Records supplied >>
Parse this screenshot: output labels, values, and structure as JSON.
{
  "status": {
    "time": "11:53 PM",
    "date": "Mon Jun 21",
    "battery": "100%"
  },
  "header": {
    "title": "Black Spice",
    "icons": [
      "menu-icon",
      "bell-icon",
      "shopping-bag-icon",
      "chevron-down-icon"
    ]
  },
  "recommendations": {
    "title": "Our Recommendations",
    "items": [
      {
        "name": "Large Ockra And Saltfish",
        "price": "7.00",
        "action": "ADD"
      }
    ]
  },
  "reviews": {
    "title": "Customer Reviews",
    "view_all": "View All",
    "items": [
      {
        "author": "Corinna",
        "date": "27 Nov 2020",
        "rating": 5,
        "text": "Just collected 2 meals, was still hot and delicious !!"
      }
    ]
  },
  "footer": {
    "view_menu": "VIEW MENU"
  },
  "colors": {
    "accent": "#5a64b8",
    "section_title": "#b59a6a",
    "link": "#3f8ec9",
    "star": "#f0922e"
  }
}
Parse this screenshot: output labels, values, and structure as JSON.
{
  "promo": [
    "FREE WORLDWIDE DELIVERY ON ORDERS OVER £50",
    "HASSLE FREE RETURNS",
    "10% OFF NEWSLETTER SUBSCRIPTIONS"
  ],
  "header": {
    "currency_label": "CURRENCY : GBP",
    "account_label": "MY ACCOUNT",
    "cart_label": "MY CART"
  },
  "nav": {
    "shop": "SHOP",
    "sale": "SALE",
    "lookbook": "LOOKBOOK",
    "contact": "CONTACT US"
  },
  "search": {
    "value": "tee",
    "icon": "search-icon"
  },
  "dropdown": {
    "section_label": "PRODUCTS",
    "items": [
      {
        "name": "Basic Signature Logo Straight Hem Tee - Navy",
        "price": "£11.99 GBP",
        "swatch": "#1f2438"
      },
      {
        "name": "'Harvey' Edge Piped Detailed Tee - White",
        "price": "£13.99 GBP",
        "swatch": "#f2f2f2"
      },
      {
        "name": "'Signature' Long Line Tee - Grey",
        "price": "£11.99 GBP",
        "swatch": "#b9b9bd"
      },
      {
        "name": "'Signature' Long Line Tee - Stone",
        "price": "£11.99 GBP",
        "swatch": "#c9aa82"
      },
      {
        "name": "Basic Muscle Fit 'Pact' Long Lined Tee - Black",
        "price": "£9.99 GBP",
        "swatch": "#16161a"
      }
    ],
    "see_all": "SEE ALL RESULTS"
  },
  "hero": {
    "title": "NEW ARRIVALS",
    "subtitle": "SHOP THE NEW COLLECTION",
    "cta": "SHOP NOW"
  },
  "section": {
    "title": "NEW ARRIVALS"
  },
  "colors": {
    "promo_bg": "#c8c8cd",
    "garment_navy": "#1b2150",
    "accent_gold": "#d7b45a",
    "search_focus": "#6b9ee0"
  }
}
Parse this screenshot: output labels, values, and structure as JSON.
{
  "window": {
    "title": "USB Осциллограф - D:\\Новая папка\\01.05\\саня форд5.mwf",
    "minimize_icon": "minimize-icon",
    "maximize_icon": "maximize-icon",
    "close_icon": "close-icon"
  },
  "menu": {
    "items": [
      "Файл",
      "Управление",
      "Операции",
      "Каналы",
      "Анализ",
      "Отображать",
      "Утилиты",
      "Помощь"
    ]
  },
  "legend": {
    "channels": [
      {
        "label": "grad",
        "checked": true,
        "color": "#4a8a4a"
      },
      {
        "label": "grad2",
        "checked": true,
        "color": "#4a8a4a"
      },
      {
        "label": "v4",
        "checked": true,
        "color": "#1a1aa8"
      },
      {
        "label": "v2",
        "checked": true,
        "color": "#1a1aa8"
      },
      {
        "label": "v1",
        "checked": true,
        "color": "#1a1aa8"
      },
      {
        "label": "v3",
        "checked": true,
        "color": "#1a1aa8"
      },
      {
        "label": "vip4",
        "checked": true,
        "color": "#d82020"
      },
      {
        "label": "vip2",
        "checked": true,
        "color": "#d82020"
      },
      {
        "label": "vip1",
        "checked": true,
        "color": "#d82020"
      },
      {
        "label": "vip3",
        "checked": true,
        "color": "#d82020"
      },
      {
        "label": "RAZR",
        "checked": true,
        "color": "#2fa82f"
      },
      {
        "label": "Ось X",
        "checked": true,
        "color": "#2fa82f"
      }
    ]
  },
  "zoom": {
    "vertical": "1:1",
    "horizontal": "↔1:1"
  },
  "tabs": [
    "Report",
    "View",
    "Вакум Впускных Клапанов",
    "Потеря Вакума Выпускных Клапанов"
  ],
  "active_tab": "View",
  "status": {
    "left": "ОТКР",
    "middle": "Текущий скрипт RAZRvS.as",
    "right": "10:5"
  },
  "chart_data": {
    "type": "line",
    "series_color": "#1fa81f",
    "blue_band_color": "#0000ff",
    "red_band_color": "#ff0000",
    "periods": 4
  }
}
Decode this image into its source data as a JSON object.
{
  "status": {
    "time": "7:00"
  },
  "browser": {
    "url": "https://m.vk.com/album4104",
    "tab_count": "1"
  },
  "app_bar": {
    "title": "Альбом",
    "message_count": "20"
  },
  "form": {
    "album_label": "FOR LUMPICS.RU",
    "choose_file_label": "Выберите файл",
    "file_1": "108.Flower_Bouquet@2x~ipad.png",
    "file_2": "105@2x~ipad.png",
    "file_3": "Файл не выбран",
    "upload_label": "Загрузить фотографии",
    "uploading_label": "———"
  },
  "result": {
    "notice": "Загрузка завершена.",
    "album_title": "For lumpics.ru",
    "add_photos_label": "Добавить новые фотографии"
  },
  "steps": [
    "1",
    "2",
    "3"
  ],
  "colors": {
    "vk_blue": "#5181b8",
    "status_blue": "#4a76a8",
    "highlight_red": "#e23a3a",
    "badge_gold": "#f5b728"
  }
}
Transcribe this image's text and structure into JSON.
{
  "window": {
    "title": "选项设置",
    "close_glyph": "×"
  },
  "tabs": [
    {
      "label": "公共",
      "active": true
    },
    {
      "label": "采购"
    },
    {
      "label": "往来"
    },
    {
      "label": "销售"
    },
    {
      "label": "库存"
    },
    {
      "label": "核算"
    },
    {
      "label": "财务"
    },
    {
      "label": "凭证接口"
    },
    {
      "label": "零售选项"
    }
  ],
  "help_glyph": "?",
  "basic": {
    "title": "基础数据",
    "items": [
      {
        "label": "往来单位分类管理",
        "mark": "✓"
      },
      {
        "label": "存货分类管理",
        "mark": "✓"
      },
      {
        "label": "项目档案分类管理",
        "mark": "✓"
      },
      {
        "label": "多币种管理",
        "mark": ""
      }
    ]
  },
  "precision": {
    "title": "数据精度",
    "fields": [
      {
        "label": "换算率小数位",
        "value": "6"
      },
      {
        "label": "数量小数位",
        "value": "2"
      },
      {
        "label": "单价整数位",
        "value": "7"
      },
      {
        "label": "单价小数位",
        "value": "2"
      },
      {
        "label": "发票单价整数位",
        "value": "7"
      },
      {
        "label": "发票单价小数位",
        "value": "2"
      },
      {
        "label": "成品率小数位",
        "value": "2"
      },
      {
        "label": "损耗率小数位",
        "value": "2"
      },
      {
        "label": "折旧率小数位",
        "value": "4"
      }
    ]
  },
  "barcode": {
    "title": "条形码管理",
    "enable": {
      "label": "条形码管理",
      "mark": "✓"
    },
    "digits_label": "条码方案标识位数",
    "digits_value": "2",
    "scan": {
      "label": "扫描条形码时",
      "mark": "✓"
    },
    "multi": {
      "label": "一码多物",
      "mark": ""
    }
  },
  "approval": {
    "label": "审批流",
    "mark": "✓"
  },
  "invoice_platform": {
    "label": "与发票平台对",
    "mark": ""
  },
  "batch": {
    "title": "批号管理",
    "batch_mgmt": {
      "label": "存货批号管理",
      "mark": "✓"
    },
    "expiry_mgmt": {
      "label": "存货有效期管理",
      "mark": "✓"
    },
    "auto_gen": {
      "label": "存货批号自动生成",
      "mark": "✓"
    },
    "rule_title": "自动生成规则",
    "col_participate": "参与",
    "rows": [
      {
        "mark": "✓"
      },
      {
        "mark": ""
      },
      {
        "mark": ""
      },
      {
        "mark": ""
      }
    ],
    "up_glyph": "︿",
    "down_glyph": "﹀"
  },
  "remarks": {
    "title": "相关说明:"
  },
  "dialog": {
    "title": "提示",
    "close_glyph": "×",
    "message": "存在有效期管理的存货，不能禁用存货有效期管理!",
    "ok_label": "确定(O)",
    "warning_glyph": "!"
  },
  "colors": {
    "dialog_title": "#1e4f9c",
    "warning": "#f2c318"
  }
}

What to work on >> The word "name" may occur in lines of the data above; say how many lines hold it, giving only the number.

Your solution >> 6